For example, research has linked the artificial sweetener aspartame to brain tumors and neurological disease in laboratory animals. Carrageenan, a food thickener, has been shown to promote colon tumors and cause inflammation and digestive disease in laboratory animals. Artificial colors have been linked to attention deficit hyperactivity disorder in children. These ingredients and others commonly found in yogurt have no place in a food marketed as healthy.
Because it costs more to produce, organic yogurt must be pricier at the check-out, right? Not always. General Mills’ Yoplait Go-Gurt costs more per ounce than many organic brands, despite containing milk from conventional, confined cows fed GE corn and soybeans, rather than milk from grass-fed cows. Go-Gurt, a “fruity” drinkable yogurt in a tube marketed to children, has no actual fruit but tastes and looks like it does due to artificial flavors and colors that require a warning label in other countries. The sweet snack also contains carrageenan, a known gastrointestinal irritant, along with artificial preservatives and synthetic nutrients.
In another example, Chobani, a conventional “Greek” yogurt, was priced higher than five different organic brands at a Boston-area Whole Foods Market. (This was before Whole Foods dropped the brand reportedly for using milk from GE-grain-fed cows while marketing itself as “natural.”)
Yogurt is big business.

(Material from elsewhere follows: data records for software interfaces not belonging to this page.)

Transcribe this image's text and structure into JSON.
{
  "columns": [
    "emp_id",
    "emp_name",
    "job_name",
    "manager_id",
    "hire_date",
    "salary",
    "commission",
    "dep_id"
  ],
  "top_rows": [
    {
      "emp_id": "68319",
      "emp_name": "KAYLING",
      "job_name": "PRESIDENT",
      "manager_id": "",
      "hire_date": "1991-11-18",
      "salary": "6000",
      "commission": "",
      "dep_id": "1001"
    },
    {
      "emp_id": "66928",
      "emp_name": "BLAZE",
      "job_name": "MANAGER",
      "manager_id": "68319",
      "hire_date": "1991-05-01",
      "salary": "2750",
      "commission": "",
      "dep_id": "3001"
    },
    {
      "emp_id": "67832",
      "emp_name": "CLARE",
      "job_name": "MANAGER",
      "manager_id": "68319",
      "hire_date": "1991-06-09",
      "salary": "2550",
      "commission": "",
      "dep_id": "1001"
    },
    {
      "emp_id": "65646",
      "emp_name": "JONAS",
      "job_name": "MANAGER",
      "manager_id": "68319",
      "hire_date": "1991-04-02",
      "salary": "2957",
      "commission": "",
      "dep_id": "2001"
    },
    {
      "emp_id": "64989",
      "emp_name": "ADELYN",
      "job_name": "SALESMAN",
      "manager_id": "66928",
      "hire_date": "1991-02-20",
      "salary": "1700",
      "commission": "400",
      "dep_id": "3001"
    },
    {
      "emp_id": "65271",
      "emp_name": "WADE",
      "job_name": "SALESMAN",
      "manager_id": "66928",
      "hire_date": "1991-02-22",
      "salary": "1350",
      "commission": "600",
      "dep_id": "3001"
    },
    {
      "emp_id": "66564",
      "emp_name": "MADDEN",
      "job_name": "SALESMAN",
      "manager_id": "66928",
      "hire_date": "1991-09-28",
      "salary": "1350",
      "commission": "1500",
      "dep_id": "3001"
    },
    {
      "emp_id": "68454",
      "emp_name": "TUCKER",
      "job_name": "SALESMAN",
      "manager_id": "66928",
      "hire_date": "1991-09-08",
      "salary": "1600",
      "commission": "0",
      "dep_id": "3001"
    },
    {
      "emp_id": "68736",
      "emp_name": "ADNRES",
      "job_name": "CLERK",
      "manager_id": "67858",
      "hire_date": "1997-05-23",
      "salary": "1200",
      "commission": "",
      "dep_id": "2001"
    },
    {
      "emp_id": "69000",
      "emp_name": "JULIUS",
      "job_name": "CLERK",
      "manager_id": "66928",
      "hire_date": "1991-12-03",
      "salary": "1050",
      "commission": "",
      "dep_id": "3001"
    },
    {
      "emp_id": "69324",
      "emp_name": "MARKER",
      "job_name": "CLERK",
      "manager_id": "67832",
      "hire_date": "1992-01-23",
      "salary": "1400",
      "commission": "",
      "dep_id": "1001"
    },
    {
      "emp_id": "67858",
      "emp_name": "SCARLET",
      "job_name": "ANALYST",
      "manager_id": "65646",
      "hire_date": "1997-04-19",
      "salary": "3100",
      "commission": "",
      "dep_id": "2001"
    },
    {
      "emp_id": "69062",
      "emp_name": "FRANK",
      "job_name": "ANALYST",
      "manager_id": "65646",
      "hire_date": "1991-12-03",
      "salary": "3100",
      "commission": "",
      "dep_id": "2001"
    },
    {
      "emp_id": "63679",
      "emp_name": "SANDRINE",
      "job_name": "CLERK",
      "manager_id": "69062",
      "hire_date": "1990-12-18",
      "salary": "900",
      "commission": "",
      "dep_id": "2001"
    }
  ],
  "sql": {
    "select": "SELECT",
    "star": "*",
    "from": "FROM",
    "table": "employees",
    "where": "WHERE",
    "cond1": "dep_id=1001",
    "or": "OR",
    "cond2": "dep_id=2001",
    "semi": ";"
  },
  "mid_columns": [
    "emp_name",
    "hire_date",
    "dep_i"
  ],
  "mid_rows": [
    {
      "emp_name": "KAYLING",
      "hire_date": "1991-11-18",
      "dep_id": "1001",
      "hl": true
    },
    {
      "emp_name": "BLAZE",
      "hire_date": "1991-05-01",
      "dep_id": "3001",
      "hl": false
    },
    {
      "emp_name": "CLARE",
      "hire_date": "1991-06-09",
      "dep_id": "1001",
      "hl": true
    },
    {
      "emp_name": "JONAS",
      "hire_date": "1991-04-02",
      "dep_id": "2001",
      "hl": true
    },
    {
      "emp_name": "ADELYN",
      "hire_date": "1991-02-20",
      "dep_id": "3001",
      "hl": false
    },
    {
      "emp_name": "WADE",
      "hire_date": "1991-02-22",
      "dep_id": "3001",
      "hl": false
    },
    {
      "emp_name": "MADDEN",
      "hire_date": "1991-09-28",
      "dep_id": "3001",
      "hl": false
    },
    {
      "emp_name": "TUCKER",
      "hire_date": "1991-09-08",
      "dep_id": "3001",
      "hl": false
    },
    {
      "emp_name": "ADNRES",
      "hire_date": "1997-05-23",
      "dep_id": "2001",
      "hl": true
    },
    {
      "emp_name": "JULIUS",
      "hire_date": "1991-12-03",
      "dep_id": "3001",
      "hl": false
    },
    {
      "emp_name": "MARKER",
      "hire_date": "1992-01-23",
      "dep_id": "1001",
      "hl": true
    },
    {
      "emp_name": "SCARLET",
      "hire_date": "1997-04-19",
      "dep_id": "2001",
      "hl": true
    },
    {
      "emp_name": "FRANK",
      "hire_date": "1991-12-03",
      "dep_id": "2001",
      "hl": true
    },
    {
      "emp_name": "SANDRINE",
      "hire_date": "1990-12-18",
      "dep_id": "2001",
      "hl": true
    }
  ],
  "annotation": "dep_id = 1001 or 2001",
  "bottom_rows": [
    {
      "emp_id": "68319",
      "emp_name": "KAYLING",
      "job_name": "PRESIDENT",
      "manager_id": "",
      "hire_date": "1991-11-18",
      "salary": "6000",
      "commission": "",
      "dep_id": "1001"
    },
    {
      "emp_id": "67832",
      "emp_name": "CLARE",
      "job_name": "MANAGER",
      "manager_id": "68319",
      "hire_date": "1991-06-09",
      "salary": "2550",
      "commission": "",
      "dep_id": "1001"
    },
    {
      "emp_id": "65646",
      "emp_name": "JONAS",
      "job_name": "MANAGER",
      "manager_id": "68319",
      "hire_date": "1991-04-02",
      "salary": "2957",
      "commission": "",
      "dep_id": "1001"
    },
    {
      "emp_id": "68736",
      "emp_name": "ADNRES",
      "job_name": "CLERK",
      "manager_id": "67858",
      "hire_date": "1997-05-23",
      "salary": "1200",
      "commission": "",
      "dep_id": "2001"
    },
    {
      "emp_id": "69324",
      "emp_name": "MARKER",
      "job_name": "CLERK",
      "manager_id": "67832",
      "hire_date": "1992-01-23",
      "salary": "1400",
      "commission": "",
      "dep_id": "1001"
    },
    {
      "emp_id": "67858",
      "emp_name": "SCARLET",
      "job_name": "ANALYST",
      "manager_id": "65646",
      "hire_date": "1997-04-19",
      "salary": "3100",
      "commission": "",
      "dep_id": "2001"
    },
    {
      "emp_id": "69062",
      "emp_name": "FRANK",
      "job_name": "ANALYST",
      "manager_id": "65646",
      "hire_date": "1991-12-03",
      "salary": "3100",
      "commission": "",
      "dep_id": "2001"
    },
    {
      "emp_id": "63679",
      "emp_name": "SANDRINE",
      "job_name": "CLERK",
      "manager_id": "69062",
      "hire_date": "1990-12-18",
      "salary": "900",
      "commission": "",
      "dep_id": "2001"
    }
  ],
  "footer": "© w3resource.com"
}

Consumers spend $73 billion on this food staple globally and $6 billion in the U.S., where individuals eat an average of 13 pounds of the creamy stuff each year. No wonder Big Food dominates this market; corporate players include General Mills (Yoplait), Group Danone (Dannon, Brown Cow, 85% of Stonyfield Farm), PepsiCo (Muller), Dean Foods (Alta Dena, Berkeley Farms, Meadow Gold), WhiteWave (Horizon, Silk), and the Hain Celestial Group (The Greek Gods, Healthy Valley, Earth’s Best).Consult Cornucopia’s forthcoming Yogurt Scorecard to see how these corporate brands stack up against independents such as Nancy’s, Organic Valley, Kalona, Wallaby Organic and Clover Stornetta, and regional brands such as Butterworks Farm, Seven Stars, Straus, Hawthorne Valley Farm and Cedar Summit. (Teaser: Cedar Summit Farm, a 100% grass-fed dairy in Minnesota, produces yogurt with more omega-3 fatty acids and 20 times as much of the healthy fat CLA as Chobani, according to independent lab tests.)
Cornucopia’s forthcoming report outlines the various reasons why people should choose organic yogurt over conventional. The USDA Organic seal on a yogurt product is much more important, in terms of healthfulness, than the Live and Active Cultures seal, the “Greek” label or any other marketing claim or label. In essence, all that is required for making healthy yogurt is organic milk and live cultures.

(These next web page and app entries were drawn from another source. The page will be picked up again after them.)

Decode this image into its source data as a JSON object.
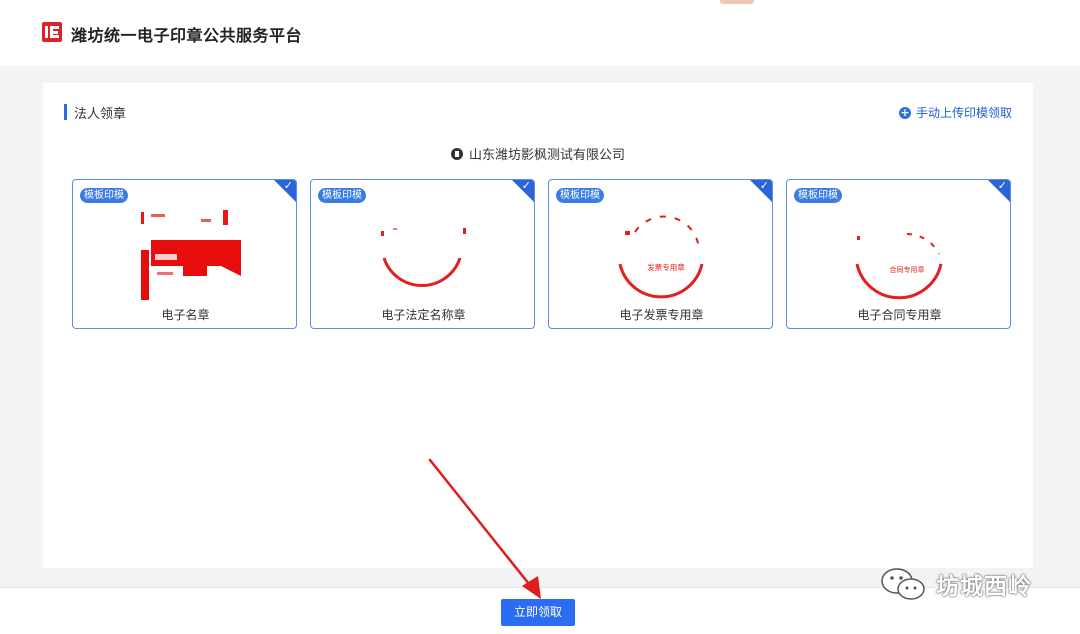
{
  "header": {
    "title": "潍坊统一电子印章公共服务平台",
    "logo_icon": "seal-platform-logo-icon",
    "brand_color": "#d9232b"
  },
  "section": {
    "title": "法人领章",
    "upload_label": "手动上传印模领取",
    "upload_icon": "plus-circle-icon",
    "accent_color": "#2b6be0"
  },
  "company": {
    "name": "山东潍坊影枫测试有限公司",
    "icon": "building-icon"
  },
  "seals": [
    {
      "badge": "模板印模",
      "label": "电子名章",
      "selected": true,
      "seal_text": ""
    },
    {
      "badge": "模板印模",
      "label": "电子法定名称章",
      "selected": true,
      "seal_text": ""
    },
    {
      "badge": "模板印模",
      "label": "电子发票专用章",
      "selected": true,
      "seal_text": "发票专用章"
    },
    {
      "badge": "模板印模",
      "label": "电子合同专用章",
      "selected": true,
      "seal_text": "合同专用章"
    }
  ],
  "footer": {
    "submit_label": "立即领取",
    "submit_color": "#2a6cf2"
  },
  "watermark": {
    "text": "坊城西岭",
    "icon": "wechat-icon"
  }
}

The Cornucopia Institute encourages eaters and food retailers who buy yogurt to purchase minimally processed, organic brands. By doing so you will be supporting organic farmers, sound environmental stewardship, humane animal husbandry, and good health for our families and communities.